§ **About this exercise**
Find all the lines in the entries below that hold the word "Google" and copy them.

Data extracted from a collection
********************

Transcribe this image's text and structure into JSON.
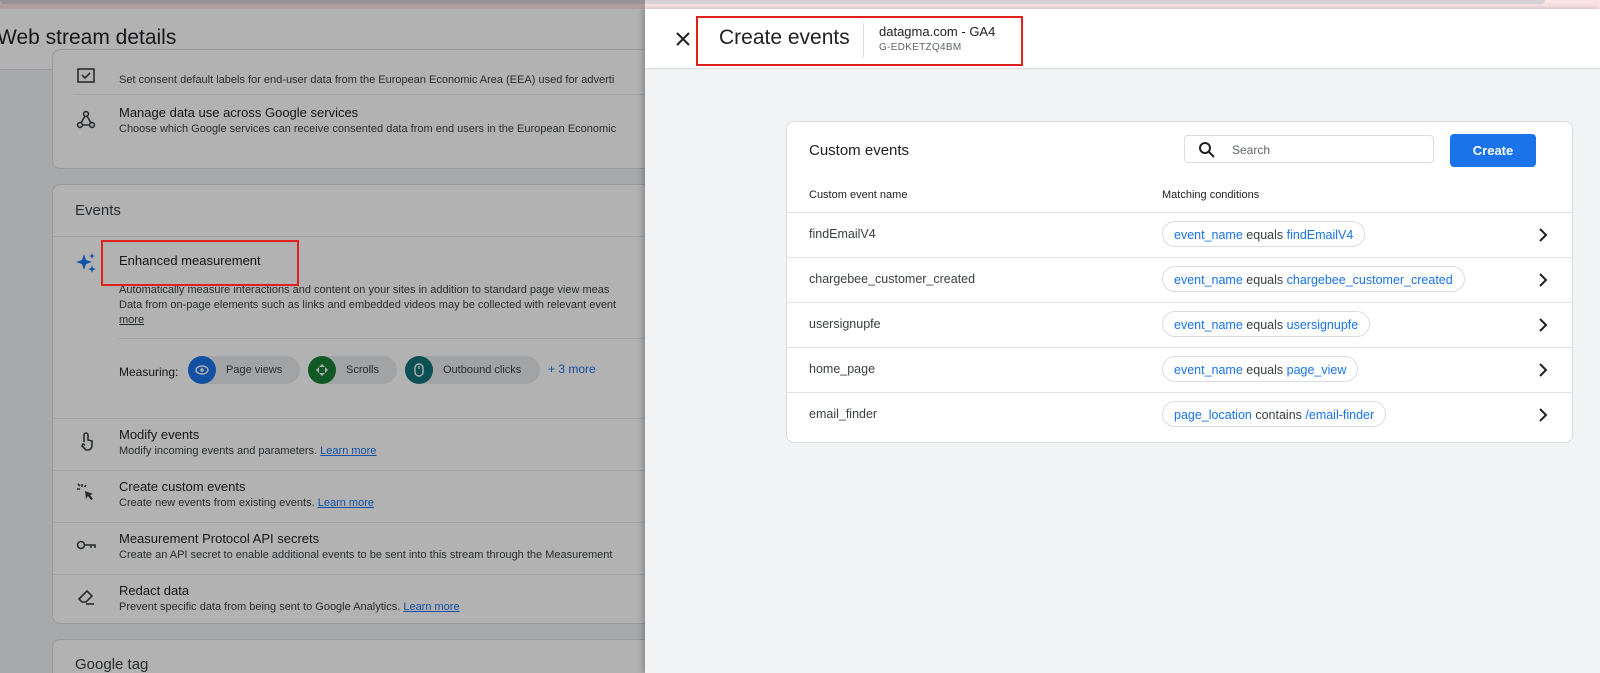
{
  "background_page": {
    "title": "Web stream details",
    "consent": {
      "desc": "Set consent default labels for end-user data from the European Economic Area (EEA) used for adverti"
    },
    "data_use": {
      "title": "Manage data use across Google services",
      "desc": "Choose which Google services can receive consented data from end users in the European Economic"
    },
    "events_section": "Events",
    "enhanced": {
      "title": "Enhanced measurement",
      "desc1": "Automatically measure interactions and content on your sites in addition to standard page view meas",
      "desc2": "Data from on-page elements such as links and embedded videos may be collected with relevant event",
      "more_link": "more",
      "measuring_label": "Measuring:",
      "chips": [
        "Page views",
        "Scrolls",
        "Outbound clicks"
      ],
      "more_count": "+ 3 more"
    },
    "modify": {
      "title": "Modify events",
      "desc": "Modify incoming events and parameters.",
      "link": "Learn more"
    },
    "custom": {
      "title": "Create custom events",
      "desc": "Create new events from existing events.",
      "link": "Learn more"
    },
    "mp": {
      "title": "Measurement Protocol API secrets",
      "desc": "Create an API secret to enable additional events to be sent into this stream through the Measurement"
    },
    "redact": {
      "title": "Redact data",
      "desc": "Prevent specific data from being sent to Google Analytics.",
      "link": "Learn more"
    },
    "google_tag": "Google tag"
  },
  "drawer": {
    "title": "Create events",
    "property_name": "datagma.com - GA4",
    "property_id": "G-EDKETZQ4BM"
  },
  "custom_events": {
    "title": "Custom events",
    "search_placeholder": "Search",
    "create_label": "Create",
    "col_name": "Custom event name",
    "col_conditions": "Matching conditions",
    "rows": [
      {
        "name": "findEmailV4",
        "param": "event_name",
        "op": "equals",
        "value": "findEmailV4"
      },
      {
        "name": "chargebee_customer_created",
        "param": "event_name",
        "op": "equals",
        "value": "chargebee_customer_created"
      },
      {
        "name": "usersignupfe",
        "param": "event_name",
        "op": "equals",
        "value": "usersignupfe"
      },
      {
        "name": "home_page",
        "param": "event_name",
        "op": "equals",
        "value": "page_view"
      },
      {
        "name": "email_finder",
        "param": "page_location",
        "op": "contains",
        "value": "/email-finder"
      }
    ]
  },
  "colors": {
    "accent": "#1a73e8",
    "highlight": "#e0201c",
    "chip_blue": "#1a73e8",
    "chip_green": "#188038",
    "chip_teal": "#12737b"
  }
}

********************

§ **Solution for this problem**
      "title": "Manage data use across Google services",
      "desc": "Choose which Google services can receive consented data from end users in the European Economic"
      "desc": "Prevent specific data from being sent to Google Analytics.",
    "google_tag": "Google tag"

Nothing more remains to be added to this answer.